Graham is very much in favour of the modern approach, which he says measures outputs, not inputs. “A candidate may have a ‘whizz bang’ degree and have held down a high-powered job for many years, but all of that counts for nothing if they don’t actually have engineering competence,” he said.

“As a PRI, I look at what the candidate has done, what they have achieved and whether they have demonstrated that they have the necessary experience and expertise beyond the level of junior engineer. During assessment interviews I often ask myself: ‘All things being equal, would I employ this candidate? Could I just take them on and let them get on with it?’
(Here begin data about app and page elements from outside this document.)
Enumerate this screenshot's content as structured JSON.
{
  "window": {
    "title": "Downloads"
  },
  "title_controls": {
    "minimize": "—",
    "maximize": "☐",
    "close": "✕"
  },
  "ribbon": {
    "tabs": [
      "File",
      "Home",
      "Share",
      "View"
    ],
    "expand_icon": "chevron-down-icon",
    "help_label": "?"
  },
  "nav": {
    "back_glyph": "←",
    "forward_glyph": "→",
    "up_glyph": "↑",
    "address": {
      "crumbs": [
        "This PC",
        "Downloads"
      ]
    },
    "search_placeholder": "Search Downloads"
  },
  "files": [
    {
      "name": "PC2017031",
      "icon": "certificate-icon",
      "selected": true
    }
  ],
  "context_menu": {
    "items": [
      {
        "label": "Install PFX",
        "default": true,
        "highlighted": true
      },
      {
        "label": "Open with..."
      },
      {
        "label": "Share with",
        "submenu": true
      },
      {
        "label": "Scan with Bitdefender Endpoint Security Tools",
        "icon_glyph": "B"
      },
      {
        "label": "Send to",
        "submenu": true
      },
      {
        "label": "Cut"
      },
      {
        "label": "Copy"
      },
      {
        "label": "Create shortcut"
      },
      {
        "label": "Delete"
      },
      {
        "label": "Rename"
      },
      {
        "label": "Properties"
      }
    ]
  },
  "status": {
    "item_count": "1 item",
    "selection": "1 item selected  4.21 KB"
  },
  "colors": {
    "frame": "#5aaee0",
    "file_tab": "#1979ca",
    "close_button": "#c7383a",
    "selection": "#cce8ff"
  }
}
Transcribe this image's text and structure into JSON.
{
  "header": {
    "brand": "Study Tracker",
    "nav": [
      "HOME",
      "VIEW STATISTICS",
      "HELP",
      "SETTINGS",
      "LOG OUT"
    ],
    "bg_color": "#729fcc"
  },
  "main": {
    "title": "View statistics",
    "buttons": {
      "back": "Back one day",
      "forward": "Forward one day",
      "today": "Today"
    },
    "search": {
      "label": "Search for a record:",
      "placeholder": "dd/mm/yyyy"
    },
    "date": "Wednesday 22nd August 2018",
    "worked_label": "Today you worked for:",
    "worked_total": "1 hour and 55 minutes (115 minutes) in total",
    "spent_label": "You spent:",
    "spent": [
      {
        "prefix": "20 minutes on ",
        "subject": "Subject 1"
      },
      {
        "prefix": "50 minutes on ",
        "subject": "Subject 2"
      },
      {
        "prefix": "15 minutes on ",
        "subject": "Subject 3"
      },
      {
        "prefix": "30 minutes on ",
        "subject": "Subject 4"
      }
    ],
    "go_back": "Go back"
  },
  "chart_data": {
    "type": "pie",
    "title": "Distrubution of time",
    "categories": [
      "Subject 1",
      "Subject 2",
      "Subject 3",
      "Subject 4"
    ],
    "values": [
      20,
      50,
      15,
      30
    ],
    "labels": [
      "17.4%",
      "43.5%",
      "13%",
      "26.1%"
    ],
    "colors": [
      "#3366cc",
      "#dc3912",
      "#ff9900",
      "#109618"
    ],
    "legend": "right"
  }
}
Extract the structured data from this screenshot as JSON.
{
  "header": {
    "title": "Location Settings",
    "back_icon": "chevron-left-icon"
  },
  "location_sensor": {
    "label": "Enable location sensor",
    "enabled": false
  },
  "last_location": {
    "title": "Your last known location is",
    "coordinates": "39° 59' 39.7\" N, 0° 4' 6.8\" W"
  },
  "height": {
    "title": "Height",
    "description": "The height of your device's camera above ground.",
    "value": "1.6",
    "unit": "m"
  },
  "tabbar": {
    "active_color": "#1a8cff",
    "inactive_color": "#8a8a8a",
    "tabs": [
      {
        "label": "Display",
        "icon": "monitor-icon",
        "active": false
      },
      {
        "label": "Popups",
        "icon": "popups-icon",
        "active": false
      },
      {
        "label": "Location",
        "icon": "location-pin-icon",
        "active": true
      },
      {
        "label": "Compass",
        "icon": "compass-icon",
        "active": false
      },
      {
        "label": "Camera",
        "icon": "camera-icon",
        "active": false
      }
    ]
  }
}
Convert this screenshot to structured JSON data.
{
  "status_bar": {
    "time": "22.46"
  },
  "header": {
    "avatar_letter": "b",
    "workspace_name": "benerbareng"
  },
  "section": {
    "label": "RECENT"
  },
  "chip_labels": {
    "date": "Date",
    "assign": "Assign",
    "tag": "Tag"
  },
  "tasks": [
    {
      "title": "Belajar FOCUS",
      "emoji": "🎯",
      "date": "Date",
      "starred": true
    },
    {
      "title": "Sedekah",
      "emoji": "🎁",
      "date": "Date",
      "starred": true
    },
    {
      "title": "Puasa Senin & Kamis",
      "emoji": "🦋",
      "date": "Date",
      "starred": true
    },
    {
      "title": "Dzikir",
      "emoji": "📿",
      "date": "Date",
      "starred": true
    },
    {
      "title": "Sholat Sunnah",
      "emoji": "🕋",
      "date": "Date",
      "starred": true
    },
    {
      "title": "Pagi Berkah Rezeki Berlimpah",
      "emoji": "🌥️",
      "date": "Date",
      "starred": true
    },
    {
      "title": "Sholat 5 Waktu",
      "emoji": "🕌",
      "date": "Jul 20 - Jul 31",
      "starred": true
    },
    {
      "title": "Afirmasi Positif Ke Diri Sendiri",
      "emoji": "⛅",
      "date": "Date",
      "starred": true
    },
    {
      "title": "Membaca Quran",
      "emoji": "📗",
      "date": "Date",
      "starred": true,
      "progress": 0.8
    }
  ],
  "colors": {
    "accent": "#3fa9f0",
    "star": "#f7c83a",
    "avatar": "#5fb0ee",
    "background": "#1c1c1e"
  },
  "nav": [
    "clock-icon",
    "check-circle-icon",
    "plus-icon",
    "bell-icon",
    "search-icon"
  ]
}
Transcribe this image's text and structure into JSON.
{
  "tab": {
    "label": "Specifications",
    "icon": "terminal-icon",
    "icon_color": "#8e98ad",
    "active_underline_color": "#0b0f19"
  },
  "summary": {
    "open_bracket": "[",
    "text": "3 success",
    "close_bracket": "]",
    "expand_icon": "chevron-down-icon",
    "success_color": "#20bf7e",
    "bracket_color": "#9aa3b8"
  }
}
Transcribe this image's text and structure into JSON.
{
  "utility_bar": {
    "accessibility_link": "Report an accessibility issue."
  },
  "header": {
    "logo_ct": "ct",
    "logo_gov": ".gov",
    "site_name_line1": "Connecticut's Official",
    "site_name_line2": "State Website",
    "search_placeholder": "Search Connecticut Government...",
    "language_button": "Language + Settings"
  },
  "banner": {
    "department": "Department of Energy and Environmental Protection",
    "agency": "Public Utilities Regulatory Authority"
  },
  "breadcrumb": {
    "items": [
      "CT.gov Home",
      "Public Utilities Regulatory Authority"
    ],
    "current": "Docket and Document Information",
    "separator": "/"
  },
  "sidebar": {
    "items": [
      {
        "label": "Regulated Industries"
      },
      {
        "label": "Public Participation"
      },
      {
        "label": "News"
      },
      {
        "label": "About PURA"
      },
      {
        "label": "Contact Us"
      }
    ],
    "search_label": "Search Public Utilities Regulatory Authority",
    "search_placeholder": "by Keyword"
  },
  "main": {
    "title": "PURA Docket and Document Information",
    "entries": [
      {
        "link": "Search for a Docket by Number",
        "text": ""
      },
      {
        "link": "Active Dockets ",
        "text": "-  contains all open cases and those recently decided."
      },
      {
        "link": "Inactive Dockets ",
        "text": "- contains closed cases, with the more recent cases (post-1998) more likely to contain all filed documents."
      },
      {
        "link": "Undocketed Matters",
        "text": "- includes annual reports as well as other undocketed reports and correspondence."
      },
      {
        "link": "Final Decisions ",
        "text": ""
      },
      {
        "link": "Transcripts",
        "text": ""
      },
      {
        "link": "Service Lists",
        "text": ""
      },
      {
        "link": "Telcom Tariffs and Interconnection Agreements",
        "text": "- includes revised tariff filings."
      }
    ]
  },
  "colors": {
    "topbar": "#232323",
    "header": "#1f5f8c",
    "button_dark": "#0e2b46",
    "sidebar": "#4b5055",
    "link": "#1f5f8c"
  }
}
“The review now also has a strong focus on demonstrable professionalism. If at work an engineer is being asked – or pushed – to do something that’s not right, we need them to be able to stand up and say: ‘No, I’m not doing that.’

“Part of my role as an interviewer is to delve beneath the surface, to find out if the candidate has strong ethics: do they understand what codes of conduct are, why they are important and how to apply them? That’s what we are looking for.”

An enriching experience

Graham gains a tremendous amount from his volunteering activities. Together with long-time friend and fellow IET volunteer John Lorriman, two or three times a year he runs ‘Route to Registration’ evenings in his local area, often at Coventry University or Rolls-Royce headquarters.

“These events usually attract 20 to 30 engineers. We spend two or three hours talking about the IET and enlightening them about the many tools that are available to them. I go through the whole registration process, explaining how it all works and what the IET is looking for.

“I always tell them it’s vitally important that they put together an application. I view that as the biggest enabler of their career, because it will make them review what they have done and achieved, then measure all of that against the UK specification. I explain that looking through the competence areas will make them see that 99 per cent of engineering is relatively generic – and that they can actually work in any field of engineering.” 

Volunteering facilitates Graham’s own continuous professional development too, because he’s always finding out about new areas of engineering. “I have actually learned an enormous amount from interviewing candidates and have followed their career progression with interest,” he said.

Advice to would-be volunteers

Graham is a prolific IET volunteer who clocked up 118 hours in the first six months of 2020 alone. He offers this advice to anyone who’s considering becoming an IET volunteer: “Get stuck in. Don’t sit back and wait for someone to come to you.”

His latest IET volunteer position is evidence that Graham has heeded his own advice. In October 2019 he joined the IET Knowledge Services and Solutions Board, which is one of the IET’s three main boards. “The topics are very interesting and it’s nice to get together and work with my peers,” he said.

“There are three full meetings a year and there’s quite a bit of homework and background reading to do beforehand. Each session lasts around three or four hours. IET staff present a lot of papers and take us through the strategy, what’s been happening, where the risks are and any changes that have arisen. We then offer advice and recommendations, just as we would if we were on a board or senior management team in industry.

“During the COVID-19 lockdown we met virtually – meeting online was actually very effective, so it may prove a viable, greener alternative to flying people in from around the world.”

If you’d like to explore how you can engage with IET volunteering, please contact